Andrew Brackin: Right? Exactly. I certainly appreciate your input and love talking to you about various clinical trials as we like to do in general. But I wanna dig into the challenges that you face at a site level. Where do you think we should focus our time and resources to improve research and how it’s conducted and delivered.
Dr. Theodore Leng: I think one of the pain points for any site is just getting a trial started. So, there’s a lot of back and forth that happens between the, site meeting the PI or the clinical research assistants, and the, CRO, the contract of research organization and the sponsor. And sometimes there’s a lot of, it’s almost like a game of telephone. This sponsor says something to the CRO, which then they forward to the PI. There might be a small change or request that’s needed, and that goes back up the chain through the CRO as a middle man.
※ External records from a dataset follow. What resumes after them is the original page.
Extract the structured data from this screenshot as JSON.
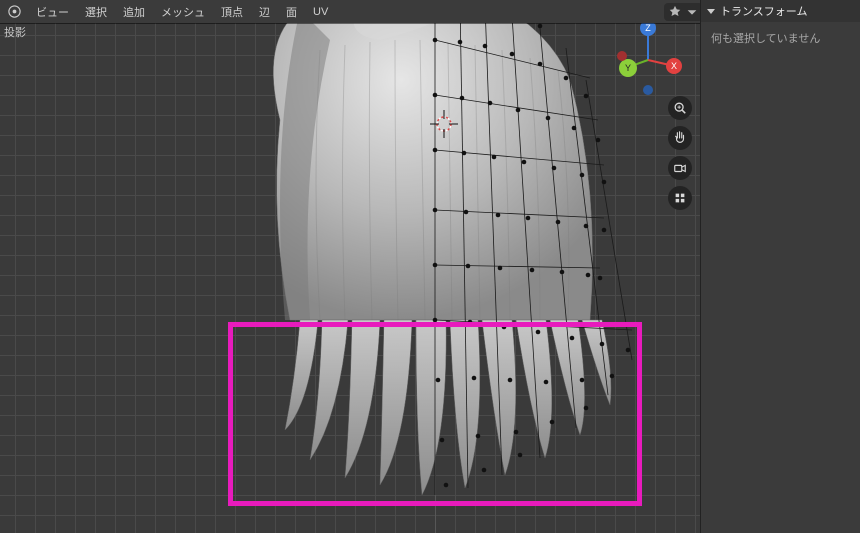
{
  "header": {
    "menus": [
      "ビュー",
      "選択",
      "追加",
      "メッシュ",
      "頂点",
      "辺",
      "面",
      "UV"
    ]
  },
  "viewport": {
    "label": "投影"
  },
  "panel": {
    "title": "トランスフォーム",
    "empty_text": "何も選択していません"
  },
  "gizmo": {
    "x": "X",
    "y": "Y",
    "z": "Z"
  },
  "colors": {
    "axis_x": "#e24140",
    "axis_y": "#6ab22a",
    "axis_z": "#3a7ad8",
    "highlight": "#e81bbd"
  }
}
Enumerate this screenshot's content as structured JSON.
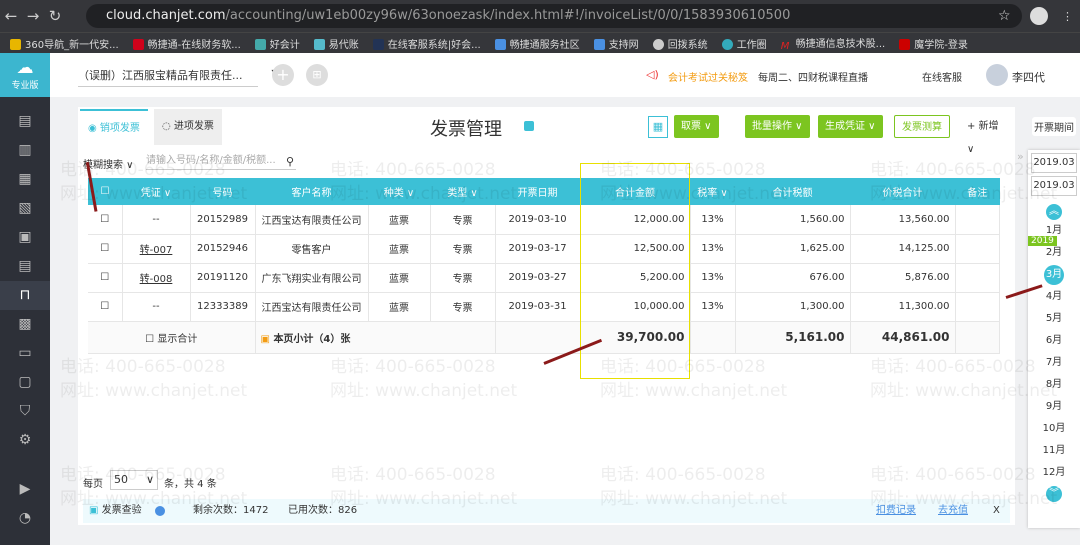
{
  "browser": {
    "url_host": "cloud.chanjet.com",
    "url_path": "/accounting/uw1eb00zy96w/63onoezask/index.html#!/invoiceList/0/0/1583930610500",
    "bookmarks": [
      "360导航_新一代安...",
      "畅捷通-在线财务软...",
      "好会计",
      "易代账",
      "在线客服系统|好会...",
      "畅捷通服务社区",
      "支持网",
      "回拨系统",
      "工作圈",
      "畅捷通信息技术股...",
      "魔学院-登录"
    ]
  },
  "app": {
    "edition": "专业版",
    "company": "（误删）江西服宝精品有限责任...",
    "promo1": "会计考试过关秘笈",
    "promo2": "每周二、四财税课程直播",
    "service": "在线客服",
    "user": "李四代"
  },
  "page": {
    "title": "发票管理",
    "tabs": [
      "销项发票",
      "进项发票"
    ],
    "buttons": {
      "fetch": "取票 ∨",
      "batch": "批量操作 ∨",
      "voucher": "生成凭证 ∨",
      "calc": "发票测算",
      "add": "+ 新增 ∨"
    },
    "search_label": "模糊搜索 ∨",
    "search_placeholder": "请输入号码/名称/金额/税额..."
  },
  "table": {
    "headers": [
      "凭证 ∨",
      "号码",
      "客户名称",
      "种类 ∨",
      "类型 ∨",
      "开票日期",
      "合计金额",
      "税率 ∨",
      "合计税额",
      "价税合计",
      "备注"
    ],
    "rows": [
      [
        "--",
        "20152989",
        "江西宝达有限责任公司",
        "蓝票",
        "专票",
        "2019-03-10",
        "12,000.00",
        "13%",
        "1,560.00",
        "13,560.00",
        ""
      ],
      [
        "转-007",
        "20152946",
        "零售客户",
        "蓝票",
        "专票",
        "2019-03-17",
        "12,500.00",
        "13%",
        "1,625.00",
        "14,125.00",
        ""
      ],
      [
        "转-008",
        "20191120",
        "广东飞翔实业有限公司",
        "蓝票",
        "专票",
        "2019-03-27",
        "5,200.00",
        "13%",
        "676.00",
        "5,876.00",
        ""
      ],
      [
        "--",
        "12333389",
        "江西宝达有限责任公司",
        "蓝票",
        "专票",
        "2019-03-31",
        "10,000.00",
        "13%",
        "1,300.00",
        "11,300.00",
        ""
      ]
    ],
    "show_total": "显示合计",
    "subtotal_label": "本页小计（4）张",
    "subtotal_amount": "39,700.00",
    "subtotal_tax": "5,161.00",
    "subtotal_total": "44,861.00"
  },
  "pager": {
    "per_page_label": "每页",
    "per_page": "50",
    "count": "条，共 4 条"
  },
  "footer": {
    "check": "发票查验",
    "remaining": "剩余次数：1472",
    "used": "已用次数：826",
    "record": "扣费记录",
    "recharge": "去充值",
    "close": "X"
  },
  "dates": {
    "label": "开票期间",
    "from": "2019.03",
    "to": "2019.03",
    "year": "2019",
    "months": [
      "1月",
      "2月",
      "3月",
      "4月",
      "5月",
      "6月",
      "7月",
      "8月",
      "9月",
      "10月",
      "11月",
      "12月"
    ]
  },
  "watermark": {
    "phone": "电话: 400-665-0028",
    "site": "网址: www.chanjet.net"
  }
}
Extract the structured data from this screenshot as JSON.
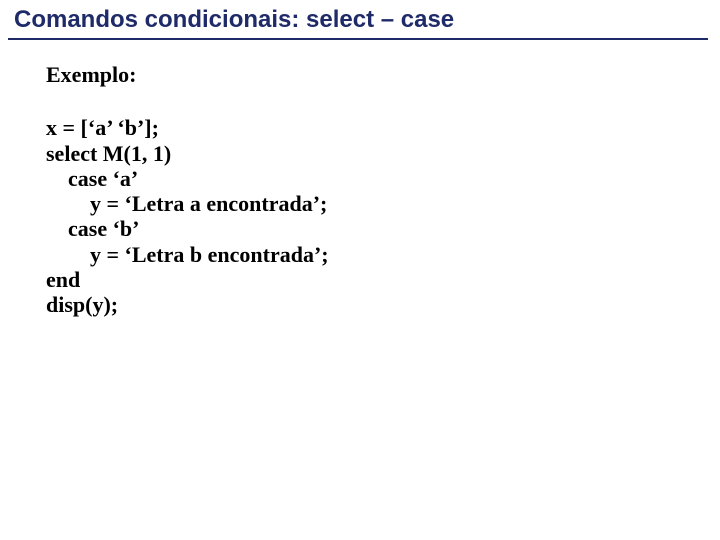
{
  "title": "Comandos condicionais: select – case",
  "example_label": "Exemplo:",
  "code": "x = [‘a’ ‘b’];\nselect M(1, 1)\n    case ‘a’\n        y = ‘Letra a encontrada’;\n    case ‘b’\n        y = ‘Letra b encontrada’;\nend\ndisp(y);"
}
And often times, we lose days or weeks or even months in that process. And that can be frustrating for both the PI and the sponsor to have to do that. So anything we can speed up, the communication process, even in just terms of operational time. But there could also be efficiencies that could be garnered using technology approaches as well, to help make everything more transparent and visible. And notifications and other things can also help make the communication a bit more fluid between the two parties.
Andrew Brackin: Right, and that ties directly into my next question. In knowing Vial’s vision for reimagining clinical trials with technology. What excites you most about partnering with Vial?
Dr. Theodore Leng: Well I think what’s most exciting to me is, I think Vial’s just taking a fresh new look at this this whole industry. And coming from a different perspective and, being able to look at areas where there could be improvement. For example, in this communication piece I brought up. And then of course, there’s probably a lot of operational efficiencies that can also be improved upon, in the execution trial. Whether that be from recruitment of course, [laughs] every sponsor wants to recruit more rapidly for all their trials. And so, anything we can do to shorten that recruitment process and enrollment process would be really appreciated by, all parties.
And then increasing communication along the follow-up visits with our participants. With monitoring visits there are a lot of different areas, I think, that could potentially have room for improvement. And I think a company like Vial coming in and taking a, fresh look at these different elements of trials and hopefully trying to improve upon those is really exciting to me.
Andrew Brackin: I really appreciate you being here today. Dr. Leng, thanks so much for answering all my questions and I appreciate all the feedback you’ve given us on our model in the ophthalmology space.
Dr. Theodore Leng: Thank you so much for having me. And I hope to talk to you again soon.
Andrew Brackin: We’ll see you next time.